Items from an interface collection
= Beginning of Section =
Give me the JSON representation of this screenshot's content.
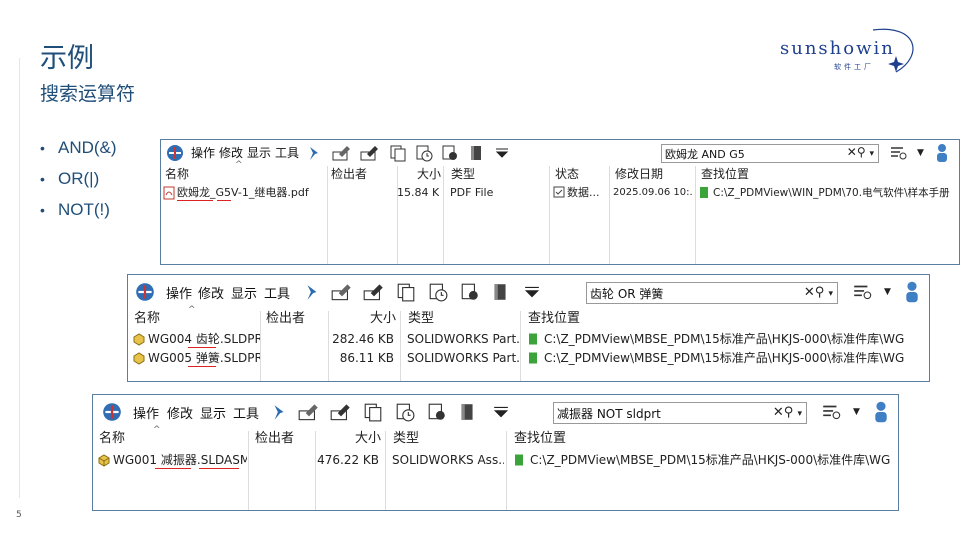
{
  "slide": {
    "title": "示例",
    "subtitle": "搜索运算符",
    "page_number": "5",
    "bullets": [
      "AND(&)",
      "OR(|)",
      "NOT(!)"
    ]
  },
  "logo": {
    "word": "sunshowin",
    "sub": "软件工厂"
  },
  "toolbar": {
    "menus": [
      "操作",
      "修改",
      "显示",
      "工具"
    ]
  },
  "panels": [
    {
      "search_text": "欧姆龙 AND G5",
      "columns": [
        "名称",
        "检出者",
        "大小",
        "类型",
        "状态",
        "修改日期",
        "查找位置"
      ],
      "rows": [
        {
          "name": "欧姆龙_G5V-1_继电器.pdf",
          "checked_out_by": "",
          "size": "15.84 KB",
          "type": "PDF File",
          "state": "数据...",
          "modified": "2025.09.06 10:...",
          "location": "C:\\Z_PDMView\\WIN_PDM\\70.电气软件\\样本手册"
        }
      ]
    },
    {
      "search_text": "齿轮 OR 弹簧",
      "columns": [
        "名称",
        "检出者",
        "大小",
        "类型",
        "查找位置"
      ],
      "rows": [
        {
          "name": "WG004 齿轮.SLDPRT",
          "checked_out_by": "",
          "size": "282.46 KB",
          "type": "SOLIDWORKS Part...",
          "location": "C:\\Z_PDMView\\MBSE_PDM\\15标准产品\\HKJS-000\\标准件库\\WG"
        },
        {
          "name": "WG005 弹簧.SLDPRT",
          "checked_out_by": "",
          "size": "86.11 KB",
          "type": "SOLIDWORKS Part...",
          "location": "C:\\Z_PDMView\\MBSE_PDM\\15标准产品\\HKJS-000\\标准件库\\WG"
        }
      ]
    },
    {
      "search_text": "减振器 NOT sldprt",
      "columns": [
        "名称",
        "检出者",
        "大小",
        "类型",
        "查找位置"
      ],
      "rows": [
        {
          "name": "WG001 减振器.SLDASM",
          "checked_out_by": "",
          "size": "476.22 KB",
          "type": "SOLIDWORKS Ass...",
          "location": "C:\\Z_PDMView\\MBSE_PDM\\15标准产品\\HKJS-000\\标准件库\\WG"
        }
      ]
    }
  ],
  "colors": {
    "title": "#1f4e79",
    "panel_border": "#5a7ea0",
    "underline": "#dd2222",
    "folder_green": "#3aa33a",
    "pdf_red": "#c0392b",
    "sw_yellow": "#e8c34a"
  },
  "icons": [
    "pdm-logo-icon",
    "pin-icon",
    "checkout-icon",
    "checkin-icon",
    "copy-tree-icon",
    "history-icon",
    "view-icon",
    "book-icon",
    "dropdown-icon",
    "clear-icon",
    "search-icon",
    "search-options-icon",
    "user-icon",
    "pdf-file-icon",
    "part-file-icon",
    "assembly-file-icon",
    "folder-icon"
  ]
}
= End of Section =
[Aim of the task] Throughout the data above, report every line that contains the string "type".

[Written response]
          "type": "PDF File",
          "type": "SOLIDWORKS Part...",
          "type": "SOLIDWORKS Part...",
          "type": "SOLIDWORKS Ass...",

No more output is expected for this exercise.